U.S. Secretary of State Antony Blinken and Indian Foreign Minister Subrahmanyam Jaishankar met in New Delhi and sought to strengthen a regional front against Beijing’s assertiveness in the Indo-Pacific and their cooperation in Afghanistan.
They also lauded each country’s help in fighting the coron- avirus and said their vaccine partnership is an effort to end the pandemic.
“There are few relationships in the world that are more vital than one between the U.S. and India. We are the world’s two leading democracies and our diversity fuels our national strength,” Blinken said at a joint news conference.
Washington has made no secret of the U.S. desire for India’s help in isolating China.
The two countries have steadily ramped up their military relationship and signed a string of defense deals.
The U.S. and India are part of the Quad regional alliance that also includes Japan and Australia and focuses on China’s growing economic and military strength. China has called the Quad an attempt to contain its ambitions.

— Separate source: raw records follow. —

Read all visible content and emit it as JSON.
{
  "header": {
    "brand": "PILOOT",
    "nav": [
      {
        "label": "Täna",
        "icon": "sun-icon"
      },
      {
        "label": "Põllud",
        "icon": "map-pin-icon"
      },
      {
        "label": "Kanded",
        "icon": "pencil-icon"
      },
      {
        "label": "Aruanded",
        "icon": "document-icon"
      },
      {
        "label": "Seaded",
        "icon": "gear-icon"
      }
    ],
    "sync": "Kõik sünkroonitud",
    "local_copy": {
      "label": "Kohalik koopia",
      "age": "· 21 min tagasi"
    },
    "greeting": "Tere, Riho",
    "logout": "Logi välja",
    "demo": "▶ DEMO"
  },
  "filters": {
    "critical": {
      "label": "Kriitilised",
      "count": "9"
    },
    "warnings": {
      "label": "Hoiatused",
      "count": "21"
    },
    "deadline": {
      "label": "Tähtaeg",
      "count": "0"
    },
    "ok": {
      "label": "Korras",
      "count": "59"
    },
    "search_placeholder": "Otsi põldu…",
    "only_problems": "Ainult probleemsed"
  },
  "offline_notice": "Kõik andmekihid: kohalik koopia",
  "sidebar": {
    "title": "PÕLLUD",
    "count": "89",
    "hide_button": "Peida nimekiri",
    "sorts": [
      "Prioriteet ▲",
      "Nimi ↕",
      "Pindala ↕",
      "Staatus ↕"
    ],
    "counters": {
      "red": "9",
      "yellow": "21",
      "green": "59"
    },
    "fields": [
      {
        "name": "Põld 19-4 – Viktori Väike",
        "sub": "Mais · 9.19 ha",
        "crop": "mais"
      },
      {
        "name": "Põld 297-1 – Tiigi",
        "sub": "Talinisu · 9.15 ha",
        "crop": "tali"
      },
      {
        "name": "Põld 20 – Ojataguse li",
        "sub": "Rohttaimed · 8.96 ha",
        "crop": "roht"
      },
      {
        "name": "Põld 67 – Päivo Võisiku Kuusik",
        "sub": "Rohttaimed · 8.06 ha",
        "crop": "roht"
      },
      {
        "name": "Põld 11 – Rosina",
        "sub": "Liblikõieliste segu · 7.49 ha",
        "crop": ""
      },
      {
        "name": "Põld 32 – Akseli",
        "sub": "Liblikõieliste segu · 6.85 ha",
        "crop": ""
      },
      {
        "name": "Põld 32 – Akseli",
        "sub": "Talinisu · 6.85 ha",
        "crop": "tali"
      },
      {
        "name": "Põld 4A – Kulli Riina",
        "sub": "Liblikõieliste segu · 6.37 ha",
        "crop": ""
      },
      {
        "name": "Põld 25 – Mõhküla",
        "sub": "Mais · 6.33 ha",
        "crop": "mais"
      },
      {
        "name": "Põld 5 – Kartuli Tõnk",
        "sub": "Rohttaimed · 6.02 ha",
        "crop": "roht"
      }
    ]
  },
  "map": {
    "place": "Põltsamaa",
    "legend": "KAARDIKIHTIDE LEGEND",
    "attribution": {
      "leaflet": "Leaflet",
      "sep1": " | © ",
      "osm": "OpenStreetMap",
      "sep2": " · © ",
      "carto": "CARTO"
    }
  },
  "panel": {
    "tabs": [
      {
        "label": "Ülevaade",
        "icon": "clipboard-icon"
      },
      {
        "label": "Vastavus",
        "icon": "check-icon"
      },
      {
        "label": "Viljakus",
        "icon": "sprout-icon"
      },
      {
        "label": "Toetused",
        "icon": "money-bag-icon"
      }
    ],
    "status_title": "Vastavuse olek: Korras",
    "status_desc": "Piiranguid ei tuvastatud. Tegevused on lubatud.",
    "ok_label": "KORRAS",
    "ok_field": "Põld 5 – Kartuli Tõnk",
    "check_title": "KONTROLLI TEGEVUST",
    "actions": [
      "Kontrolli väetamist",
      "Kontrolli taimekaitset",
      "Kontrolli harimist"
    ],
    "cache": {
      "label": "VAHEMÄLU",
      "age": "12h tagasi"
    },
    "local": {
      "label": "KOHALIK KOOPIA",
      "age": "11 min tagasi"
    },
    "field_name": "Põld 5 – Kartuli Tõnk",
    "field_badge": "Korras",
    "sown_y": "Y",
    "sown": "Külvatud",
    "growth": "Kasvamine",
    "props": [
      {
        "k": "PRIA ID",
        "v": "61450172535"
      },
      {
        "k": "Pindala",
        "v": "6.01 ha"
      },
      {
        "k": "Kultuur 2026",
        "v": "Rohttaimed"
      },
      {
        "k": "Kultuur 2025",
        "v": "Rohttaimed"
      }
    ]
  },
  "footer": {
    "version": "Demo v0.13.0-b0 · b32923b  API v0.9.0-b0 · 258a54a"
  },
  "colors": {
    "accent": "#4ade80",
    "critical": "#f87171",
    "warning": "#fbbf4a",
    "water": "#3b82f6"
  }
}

Blinken said he and Jaishankar also discussed regional security issues includ- ing Afghanistan, where the U.S. is expected to complete its military withdrawal in August.
He called India’s contribution to the stability of Afghanistan “vital.“
Blinken said there was no “military solution“ to the conflict in Afghanistan and that the country would turn into a “pariah state” if the Taliban takes control by force.
Jaishankar said the world wishes to see an “independent, sovereign, democratic and sta- ble Afghanistan at peace with itself and with its neighbors,” and cautioned that the country’s “independence and sovereignty will only be ensured if it is free from malign influences.”
New Delhi has often expressed concern that a Taliban takeover could lead to security threats against India.
Before meeting with Jaishankar, Blinken spoke to civil society leaders and said fundamental freedoms and rule of law are “tenets of democracies” like the U.S. and India.
Opponents of Modi’s governing Hindu nationalist party have accused it of stifling dissent and introducing divisive policies that discriminate against Muslims and other minorities. Modi has also been accused of trying to silence voices critical of his administration’s handling of the pandemic.
India routinely denies criticism of its human rights record. It has also rejected crit- icism by foreign governments and rights groups that civil liberties have contracted in the country.
“We believe that all people deserve to have a voice in their government, to be treated with respect, no matter who they are,” Blinken said.
After his India visit, Blinken is to travel to Kuwait.